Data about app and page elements

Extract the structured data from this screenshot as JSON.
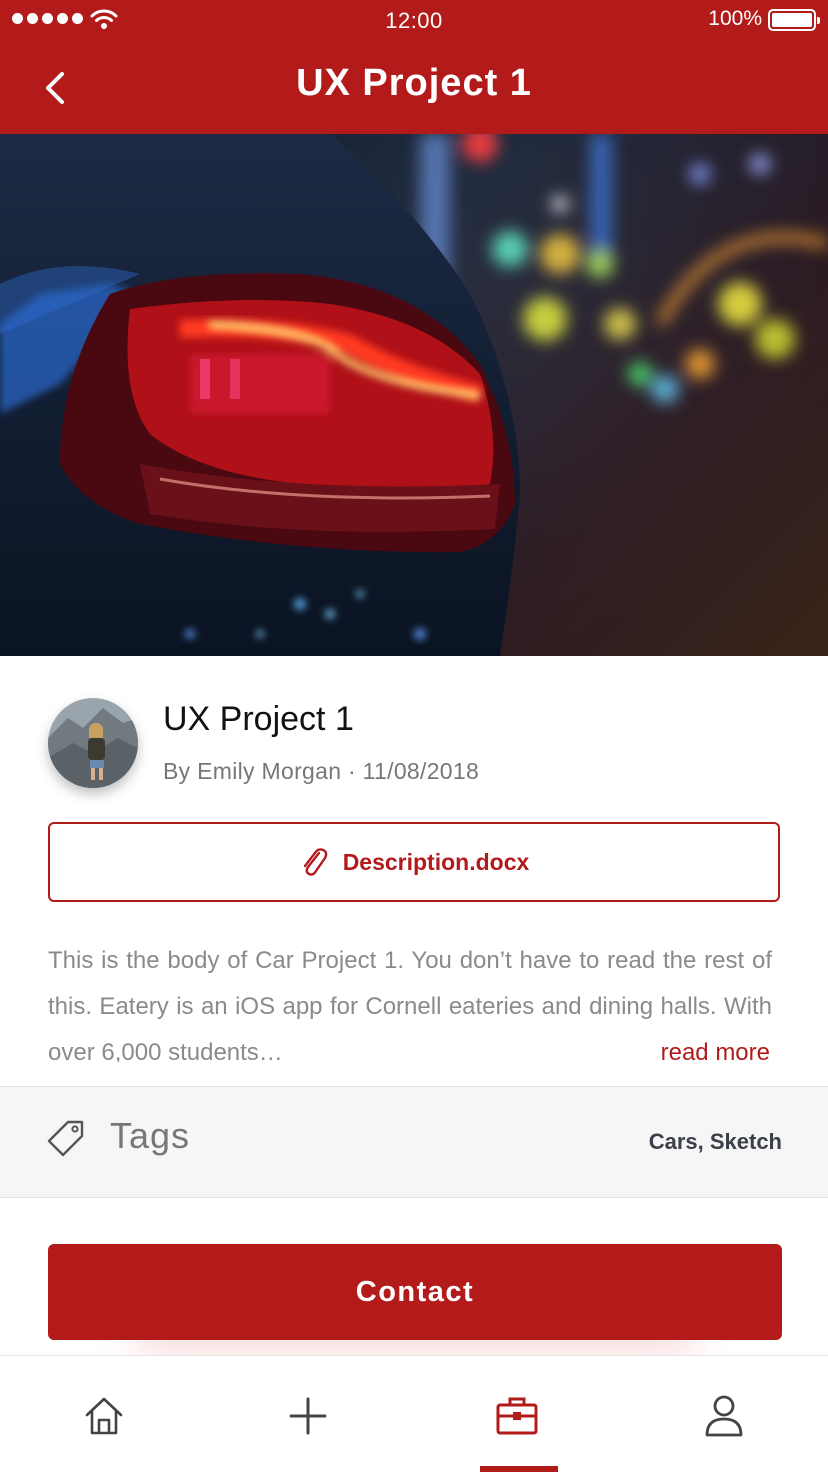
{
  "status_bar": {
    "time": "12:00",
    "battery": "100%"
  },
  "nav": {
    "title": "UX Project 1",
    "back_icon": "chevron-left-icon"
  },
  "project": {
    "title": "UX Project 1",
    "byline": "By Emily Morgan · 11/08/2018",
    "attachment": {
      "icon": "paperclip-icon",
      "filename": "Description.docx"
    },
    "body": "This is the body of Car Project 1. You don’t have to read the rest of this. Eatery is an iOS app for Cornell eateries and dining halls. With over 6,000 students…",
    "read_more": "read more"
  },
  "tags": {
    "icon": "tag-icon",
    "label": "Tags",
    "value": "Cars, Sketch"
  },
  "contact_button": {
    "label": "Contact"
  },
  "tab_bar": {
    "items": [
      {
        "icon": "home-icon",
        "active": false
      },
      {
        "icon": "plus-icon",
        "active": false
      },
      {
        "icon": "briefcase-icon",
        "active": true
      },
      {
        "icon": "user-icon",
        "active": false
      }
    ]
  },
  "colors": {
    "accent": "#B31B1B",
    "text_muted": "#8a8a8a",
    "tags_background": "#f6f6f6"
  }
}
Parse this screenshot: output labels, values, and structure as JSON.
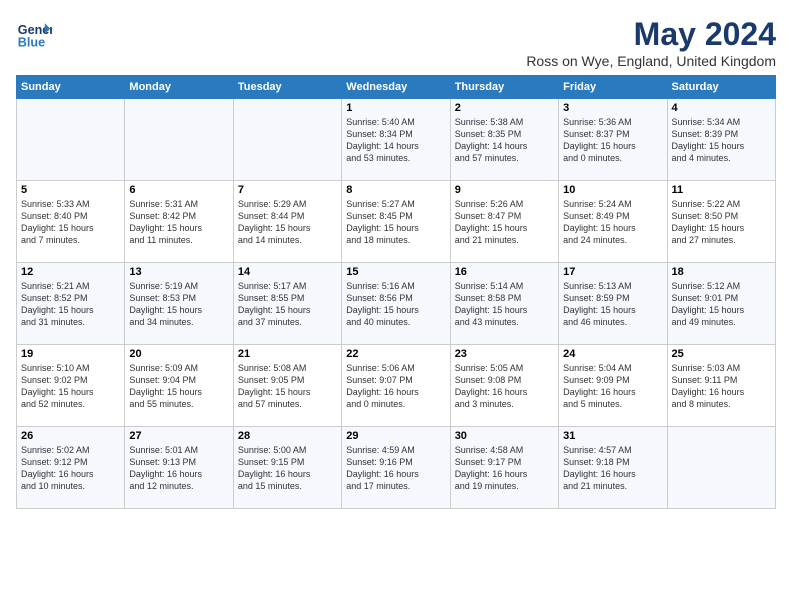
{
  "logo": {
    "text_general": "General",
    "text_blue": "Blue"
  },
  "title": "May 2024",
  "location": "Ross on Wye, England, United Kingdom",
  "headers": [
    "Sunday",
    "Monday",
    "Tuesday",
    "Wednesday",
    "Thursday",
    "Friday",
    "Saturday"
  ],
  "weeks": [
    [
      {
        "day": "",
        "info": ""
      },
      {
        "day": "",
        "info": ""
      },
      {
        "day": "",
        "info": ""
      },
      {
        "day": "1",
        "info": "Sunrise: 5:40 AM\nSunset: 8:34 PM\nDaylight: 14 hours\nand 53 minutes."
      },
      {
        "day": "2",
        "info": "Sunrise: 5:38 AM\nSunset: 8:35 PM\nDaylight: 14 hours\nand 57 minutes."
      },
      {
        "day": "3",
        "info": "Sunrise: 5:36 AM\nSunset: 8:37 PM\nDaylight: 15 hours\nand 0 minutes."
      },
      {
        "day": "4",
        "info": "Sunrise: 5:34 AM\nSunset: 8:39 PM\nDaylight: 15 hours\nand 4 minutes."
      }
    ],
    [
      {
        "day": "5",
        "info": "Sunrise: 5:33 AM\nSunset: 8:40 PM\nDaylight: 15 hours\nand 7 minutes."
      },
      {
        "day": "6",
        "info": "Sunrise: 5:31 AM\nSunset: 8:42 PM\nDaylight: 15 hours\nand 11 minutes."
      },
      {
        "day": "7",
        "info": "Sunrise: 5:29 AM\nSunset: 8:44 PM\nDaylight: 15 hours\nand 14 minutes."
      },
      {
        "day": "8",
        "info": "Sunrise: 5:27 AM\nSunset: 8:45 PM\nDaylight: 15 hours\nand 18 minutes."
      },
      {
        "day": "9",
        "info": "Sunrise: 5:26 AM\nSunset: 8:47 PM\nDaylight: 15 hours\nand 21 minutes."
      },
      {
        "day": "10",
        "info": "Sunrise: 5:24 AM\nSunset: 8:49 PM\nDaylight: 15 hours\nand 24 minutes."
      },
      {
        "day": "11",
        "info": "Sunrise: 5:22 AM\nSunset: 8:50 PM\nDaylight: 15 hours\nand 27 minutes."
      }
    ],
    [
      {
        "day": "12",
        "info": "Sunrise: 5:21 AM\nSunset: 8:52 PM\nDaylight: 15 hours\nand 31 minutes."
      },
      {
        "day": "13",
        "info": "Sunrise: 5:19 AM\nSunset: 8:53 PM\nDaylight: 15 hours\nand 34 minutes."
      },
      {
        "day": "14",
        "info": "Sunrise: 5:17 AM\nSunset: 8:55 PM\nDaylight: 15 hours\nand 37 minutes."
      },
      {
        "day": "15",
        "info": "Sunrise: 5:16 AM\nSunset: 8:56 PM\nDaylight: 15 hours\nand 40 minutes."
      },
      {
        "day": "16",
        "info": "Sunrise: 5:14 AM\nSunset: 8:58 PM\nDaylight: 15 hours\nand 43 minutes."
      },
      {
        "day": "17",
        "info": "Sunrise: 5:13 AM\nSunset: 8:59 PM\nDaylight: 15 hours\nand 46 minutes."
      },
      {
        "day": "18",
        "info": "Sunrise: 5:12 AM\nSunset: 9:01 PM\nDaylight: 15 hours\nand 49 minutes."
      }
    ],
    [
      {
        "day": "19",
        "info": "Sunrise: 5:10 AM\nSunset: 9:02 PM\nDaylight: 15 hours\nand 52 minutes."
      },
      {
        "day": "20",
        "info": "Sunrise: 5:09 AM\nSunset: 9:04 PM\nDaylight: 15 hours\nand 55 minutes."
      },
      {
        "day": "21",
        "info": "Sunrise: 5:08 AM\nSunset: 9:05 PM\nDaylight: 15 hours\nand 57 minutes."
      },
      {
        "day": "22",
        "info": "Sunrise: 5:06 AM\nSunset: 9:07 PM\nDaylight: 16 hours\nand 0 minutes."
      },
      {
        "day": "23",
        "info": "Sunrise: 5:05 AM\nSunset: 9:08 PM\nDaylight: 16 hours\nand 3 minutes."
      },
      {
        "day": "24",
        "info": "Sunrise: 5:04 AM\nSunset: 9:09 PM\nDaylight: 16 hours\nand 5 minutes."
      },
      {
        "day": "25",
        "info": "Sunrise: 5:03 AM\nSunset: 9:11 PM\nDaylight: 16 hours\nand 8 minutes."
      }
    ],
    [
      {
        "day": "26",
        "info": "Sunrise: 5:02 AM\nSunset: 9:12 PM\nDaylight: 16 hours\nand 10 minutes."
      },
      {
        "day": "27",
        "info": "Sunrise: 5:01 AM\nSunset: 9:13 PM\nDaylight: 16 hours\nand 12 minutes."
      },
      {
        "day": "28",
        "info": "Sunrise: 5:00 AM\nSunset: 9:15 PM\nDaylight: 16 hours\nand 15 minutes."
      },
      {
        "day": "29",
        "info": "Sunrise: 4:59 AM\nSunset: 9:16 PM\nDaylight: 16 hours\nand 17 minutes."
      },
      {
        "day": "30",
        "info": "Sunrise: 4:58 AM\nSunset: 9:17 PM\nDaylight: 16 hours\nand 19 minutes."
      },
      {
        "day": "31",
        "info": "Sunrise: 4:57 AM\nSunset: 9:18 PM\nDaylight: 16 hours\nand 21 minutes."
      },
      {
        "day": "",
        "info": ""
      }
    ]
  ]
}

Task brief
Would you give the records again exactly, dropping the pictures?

Final answer
Extract the structured data from this screenshot as JSON.
{
  "status_bar": {
    "time": "12:00",
    "battery": "100%"
  },
  "nav": {
    "title": "UX Project 1",
    "back_icon": "chevron-left-icon"
  },
  "project": {
    "title": "UX Project 1",
    "byline": "By Emily Morgan · 11/08/2018",
    "attachment": {
      "icon": "paperclip-icon",
      "filename": "Description.docx"
    },
    "body": "This is the body of Car Project 1. You don’t have to read the rest of this. Eatery is an iOS app for Cornell eateries and dining halls. With over 6,000 students…",
    "read_more": "read more"
  },
  "tags": {
    "icon": "tag-icon",
    "label": "Tags",
    "value": "Cars, Sketch"
  },
  "contact_button": {
    "label": "Contact"
  },
  "tab_bar": {
    "items": [
      {
        "icon": "home-icon",
        "active": false
      },
      {
        "icon": "plus-icon",
        "active": false
      },
      {
        "icon": "briefcase-icon",
        "active": true
      },
      {
        "icon": "user-icon",
        "active": false
      }
    ]
  },
  "colors": {
    "accent": "#B31B1B",
    "text_muted": "#8a8a8a",
    "tags_background": "#f6f6f6"
  }
}
Parse this screenshot: output labels, values, and structure as JSON.
{
  "logo": {
    "text_general": "General",
    "text_blue": "Blue"
  },
  "title": "May 2024",
  "location": "Ross on Wye, England, United Kingdom",
  "headers": [
    "Sunday",
    "Monday",
    "Tuesday",
    "Wednesday",
    "Thursday",
    "Friday",
    "Saturday"
  ],
  "weeks": [
    [
      {
        "day": "",
        "info": ""
      },
      {
        "day": "",
        "info": ""
      },
      {
        "day": "",
        "info": ""
      },
      {
        "day": "1",
        "info": "Sunrise: 5:40 AM\nSunset: 8:34 PM\nDaylight: 14 hours\nand 53 minutes."
      },
      {
        "day": "2",
        "info": "Sunrise: 5:38 AM\nSunset: 8:35 PM\nDaylight: 14 hours\nand 57 minutes."
      },
      {
        "day": "3",
        "info": "Sunrise: 5:36 AM\nSunset: 8:37 PM\nDaylight: 15 hours\nand 0 minutes."
      },
      {
        "day": "4",
        "info": "Sunrise: 5:34 AM\nSunset: 8:39 PM\nDaylight: 15 hours\nand 4 minutes."
      }
    ],
    [
      {
        "day": "5",
        "info": "Sunrise: 5:33 AM\nSunset: 8:40 PM\nDaylight: 15 hours\nand 7 minutes."
      },
      {
        "day": "6",
        "info": "Sunrise: 5:31 AM\nSunset: 8:42 PM\nDaylight: 15 hours\nand 11 minutes."
      },
      {
        "day": "7",
        "info": "Sunrise: 5:29 AM\nSunset: 8:44 PM\nDaylight: 15 hours\nand 14 minutes."
      },
      {
        "day": "8",
        "info": "Sunrise: 5:27 AM\nSunset: 8:45 PM\nDaylight: 15 hours\nand 18 minutes."
      },
      {
        "day": "9",
        "info": "Sunrise: 5:26 AM\nSunset: 8:47 PM\nDaylight: 15 hours\nand 21 minutes."
      },
      {
        "day": "10",
        "info": "Sunrise: 5:24 AM\nSunset: 8:49 PM\nDaylight: 15 hours\nand 24 minutes."
      },
      {
        "day": "11",
        "info": "Sunrise: 5:22 AM\nSunset: 8:50 PM\nDaylight: 15 hours\nand 27 minutes."
      }
    ],
    [
      {
        "day": "12",
        "info": "Sunrise: 5:21 AM\nSunset: 8:52 PM\nDaylight: 15 hours\nand 31 minutes."
      },
      {
        "day": "13",
        "info": "Sunrise: 5:19 AM\nSunset: 8:53 PM\nDaylight: 15 hours\nand 34 minutes."
      },
      {
        "day": "14",
        "info": "Sunrise: 5:17 AM\nSunset: 8:55 PM\nDaylight: 15 hours\nand 37 minutes."
      },
      {
        "day": "15",
        "info": "Sunrise: 5:16 AM\nSunset: 8:56 PM\nDaylight: 15 hours\nand 40 minutes."
      },
      {
        "day": "16",
        "info": "Sunrise: 5:14 AM\nSunset: 8:58 PM\nDaylight: 15 hours\nand 43 minutes."
      },
      {
        "day": "17",
        "info": "Sunrise: 5:13 AM\nSunset: 8:59 PM\nDaylight: 15 hours\nand 46 minutes."
      },
      {
        "day": "18",
        "info": "Sunrise: 5:12 AM\nSunset: 9:01 PM\nDaylight: 15 hours\nand 49 minutes."
      }
    ],
    [
      {
        "day": "19",
        "info": "Sunrise: 5:10 AM\nSunset: 9:02 PM\nDaylight: 15 hours\nand 52 minutes."
      },
      {
        "day": "20",
        "info": "Sunrise: 5:09 AM\nSunset: 9:04 PM\nDaylight: 15 hours\nand 55 minutes."
      },
      {
        "day": "21",
        "info": "Sunrise: 5:08 AM\nSunset: 9:05 PM\nDaylight: 15 hours\nand 57 minutes."
      },
      {
        "day": "22",
        "info": "Sunrise: 5:06 AM\nSunset: 9:07 PM\nDaylight: 16 hours\nand 0 minutes."
      },
      {
        "day": "23",
        "info": "Sunrise: 5:05 AM\nSunset: 9:08 PM\nDaylight: 16 hours\nand 3 minutes."
      },
      {
        "day": "24",
        "info": "Sunrise: 5:04 AM\nSunset: 9:09 PM\nDaylight: 16 hours\nand 5 minutes."
      },
      {
        "day": "25",
        "info": "Sunrise: 5:03 AM\nSunset: 9:11 PM\nDaylight: 16 hours\nand 8 minutes."
      }
    ],
    [
      {
        "day": "26",
        "info": "Sunrise: 5:02 AM\nSunset: 9:12 PM\nDaylight: 16 hours\nand 10 minutes."
      },
      {
        "day": "27",
        "info": "Sunrise: 5:01 AM\nSunset: 9:13 PM\nDaylight: 16 hours\nand 12 minutes."
      },
      {
        "day": "28",
        "info": "Sunrise: 5:00 AM\nSunset: 9:15 PM\nDaylight: 16 hours\nand 15 minutes."
      },
      {
        "day": "29",
        "info": "Sunrise: 4:59 AM\nSunset: 9:16 PM\nDaylight: 16 hours\nand 17 minutes."
      },
      {
        "day": "30",
        "info": "Sunrise: 4:58 AM\nSunset: 9:17 PM\nDaylight: 16 hours\nand 19 minutes."
      },
      {
        "day": "31",
        "info": "Sunrise: 4:57 AM\nSunset: 9:18 PM\nDaylight: 16 hours\nand 21 minutes."
      },
      {
        "day": "",
        "info": ""
      }
    ]
  ]
}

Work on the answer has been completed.